"On April 11, ICE removed Gonzalez-Carranza from the United States pending the motion to reopen while a stay was in place. On April 15, Gonzalez-Carranza was allowed to re-enter the United States pending adjudication of his immigration proceedings. An immigration judge with EOIR will determine if proceedings should be reopened, and whether Gonzalez-Carranza has legal basis to remain in the United States," ICE spokeswoman Yasmeen Pitts O'Keefe said in a statement to NBC News.
Gonzalez Carranza's case sparked widespread outrage and attracted the attention of U.S. Sen. Kyrsten Sinema, D-Ariz. A spokeswoman for Sinema told the Arizona Republic that her office had reached out to help.
On Monday, Gonzalez Carranza was told to go to the Nogales/Mariposa Port of Entry where he would be allowed to cross the border into the U.S.
Citing several errors made by ICE, Hernandez believes that Gonzalez Carranza has a strong case for the court to rule on his client's motion to reopen the case. KNPX reported that if the court agrees, they will then have to again fight to terminate the deportation proceedings.

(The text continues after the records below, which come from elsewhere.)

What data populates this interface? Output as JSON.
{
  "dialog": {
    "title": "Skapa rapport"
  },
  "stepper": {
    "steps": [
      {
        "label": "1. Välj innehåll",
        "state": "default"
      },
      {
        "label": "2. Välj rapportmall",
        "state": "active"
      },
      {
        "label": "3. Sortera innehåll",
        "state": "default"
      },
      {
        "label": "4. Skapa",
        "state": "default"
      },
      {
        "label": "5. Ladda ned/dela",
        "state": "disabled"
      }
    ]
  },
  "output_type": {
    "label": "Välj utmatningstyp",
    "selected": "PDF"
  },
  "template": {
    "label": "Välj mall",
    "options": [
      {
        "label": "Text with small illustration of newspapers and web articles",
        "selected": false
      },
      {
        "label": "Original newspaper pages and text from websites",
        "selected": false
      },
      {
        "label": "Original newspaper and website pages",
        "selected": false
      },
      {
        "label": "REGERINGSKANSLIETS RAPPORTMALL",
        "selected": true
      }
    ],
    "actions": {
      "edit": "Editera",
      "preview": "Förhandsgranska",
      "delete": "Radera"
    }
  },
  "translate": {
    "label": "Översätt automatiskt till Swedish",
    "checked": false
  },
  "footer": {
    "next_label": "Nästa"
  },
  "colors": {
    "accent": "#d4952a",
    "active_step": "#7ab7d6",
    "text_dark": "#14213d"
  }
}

"As it stands, [being a widower of an American soldier] is not enough to have legal permanent status in the United States," Hernandez told KNPX.
Sinema spokeswoman Hannah Hurley told the Republic that the senator's office "is in communication with Mr. Carranza’s attorney and we will assist the Carranza family in this process."